▸ **Task item**
All lines holding the string "this" should be copied from the data below.

- - -

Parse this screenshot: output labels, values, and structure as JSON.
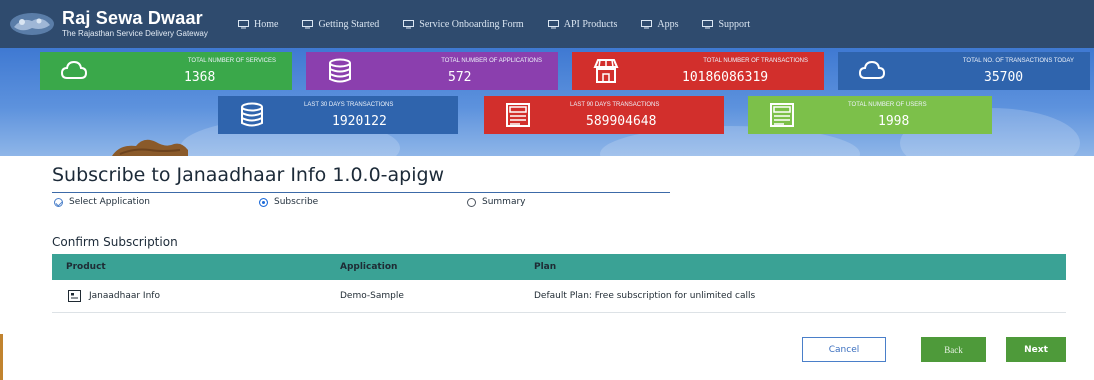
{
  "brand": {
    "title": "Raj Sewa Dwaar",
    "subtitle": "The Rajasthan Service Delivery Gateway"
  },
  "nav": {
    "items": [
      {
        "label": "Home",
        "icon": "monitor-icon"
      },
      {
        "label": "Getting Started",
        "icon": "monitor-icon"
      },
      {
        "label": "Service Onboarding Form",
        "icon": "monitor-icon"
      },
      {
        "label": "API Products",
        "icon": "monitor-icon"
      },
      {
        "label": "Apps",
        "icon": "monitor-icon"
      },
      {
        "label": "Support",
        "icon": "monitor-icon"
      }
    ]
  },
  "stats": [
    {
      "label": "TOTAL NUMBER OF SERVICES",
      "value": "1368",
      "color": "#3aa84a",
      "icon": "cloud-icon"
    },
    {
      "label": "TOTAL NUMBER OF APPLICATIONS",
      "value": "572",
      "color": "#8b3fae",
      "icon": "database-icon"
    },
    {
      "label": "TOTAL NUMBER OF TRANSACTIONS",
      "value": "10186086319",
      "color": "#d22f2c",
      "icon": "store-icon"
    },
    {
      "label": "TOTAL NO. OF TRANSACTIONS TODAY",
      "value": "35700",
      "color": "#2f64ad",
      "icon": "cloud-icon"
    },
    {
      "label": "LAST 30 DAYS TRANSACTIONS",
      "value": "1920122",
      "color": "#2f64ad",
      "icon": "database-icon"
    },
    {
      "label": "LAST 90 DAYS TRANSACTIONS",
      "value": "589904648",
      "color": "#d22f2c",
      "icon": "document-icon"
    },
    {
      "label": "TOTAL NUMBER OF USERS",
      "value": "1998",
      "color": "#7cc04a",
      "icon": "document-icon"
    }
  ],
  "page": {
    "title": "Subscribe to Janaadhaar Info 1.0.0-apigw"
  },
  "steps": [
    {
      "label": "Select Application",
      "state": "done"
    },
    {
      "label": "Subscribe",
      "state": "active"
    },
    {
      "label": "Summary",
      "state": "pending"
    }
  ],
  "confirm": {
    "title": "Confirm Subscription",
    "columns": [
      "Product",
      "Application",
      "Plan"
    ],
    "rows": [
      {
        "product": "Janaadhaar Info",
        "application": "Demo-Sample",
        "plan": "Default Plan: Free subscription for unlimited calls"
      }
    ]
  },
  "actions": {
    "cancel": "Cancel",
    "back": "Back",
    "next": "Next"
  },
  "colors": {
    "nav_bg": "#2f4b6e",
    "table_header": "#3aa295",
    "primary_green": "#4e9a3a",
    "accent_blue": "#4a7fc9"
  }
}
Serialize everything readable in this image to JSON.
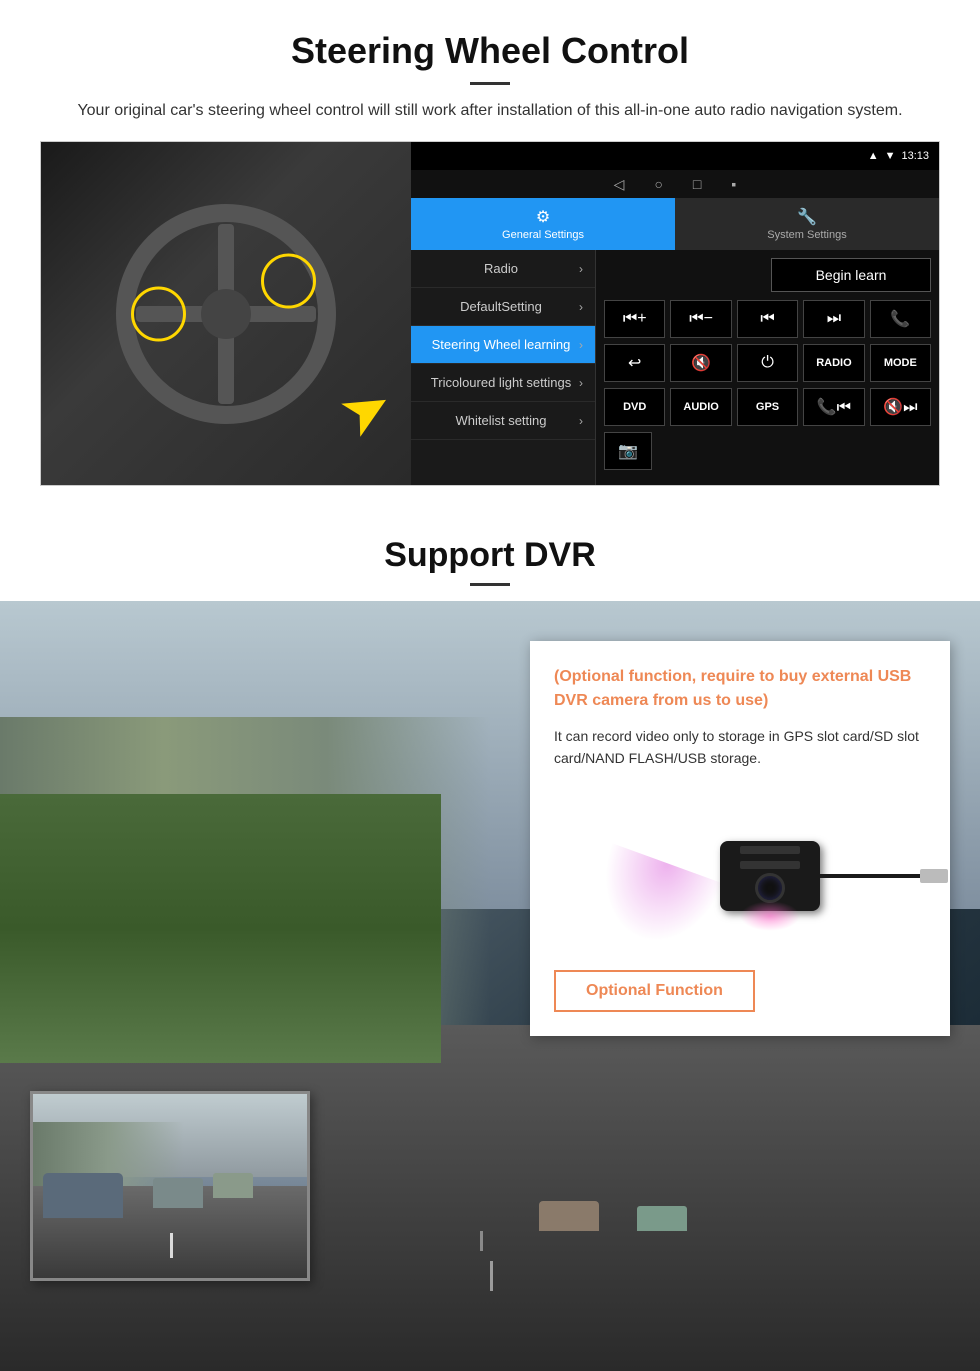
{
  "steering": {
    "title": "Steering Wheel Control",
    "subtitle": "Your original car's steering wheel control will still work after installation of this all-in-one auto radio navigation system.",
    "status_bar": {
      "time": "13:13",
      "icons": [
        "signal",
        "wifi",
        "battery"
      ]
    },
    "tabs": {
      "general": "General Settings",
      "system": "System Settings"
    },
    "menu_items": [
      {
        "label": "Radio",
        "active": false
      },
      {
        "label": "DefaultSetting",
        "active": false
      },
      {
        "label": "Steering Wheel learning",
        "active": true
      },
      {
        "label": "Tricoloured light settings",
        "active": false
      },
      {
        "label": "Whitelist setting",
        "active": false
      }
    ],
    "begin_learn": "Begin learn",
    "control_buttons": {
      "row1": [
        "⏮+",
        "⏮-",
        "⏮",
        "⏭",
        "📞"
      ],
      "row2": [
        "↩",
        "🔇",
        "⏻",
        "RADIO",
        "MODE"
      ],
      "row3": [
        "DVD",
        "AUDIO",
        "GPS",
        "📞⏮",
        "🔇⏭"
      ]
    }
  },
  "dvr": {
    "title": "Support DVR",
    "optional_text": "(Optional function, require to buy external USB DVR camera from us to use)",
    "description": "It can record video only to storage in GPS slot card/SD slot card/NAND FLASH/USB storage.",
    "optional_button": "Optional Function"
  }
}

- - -

▸ **Completed exercise**
Parse this screenshot: output labels, values, and structure as JSON.
Serialize everything readable in this image to JSON.
    "subtitle": "Your original car's steering wheel control will still work after installation of this all-in-one auto radio navigation system.",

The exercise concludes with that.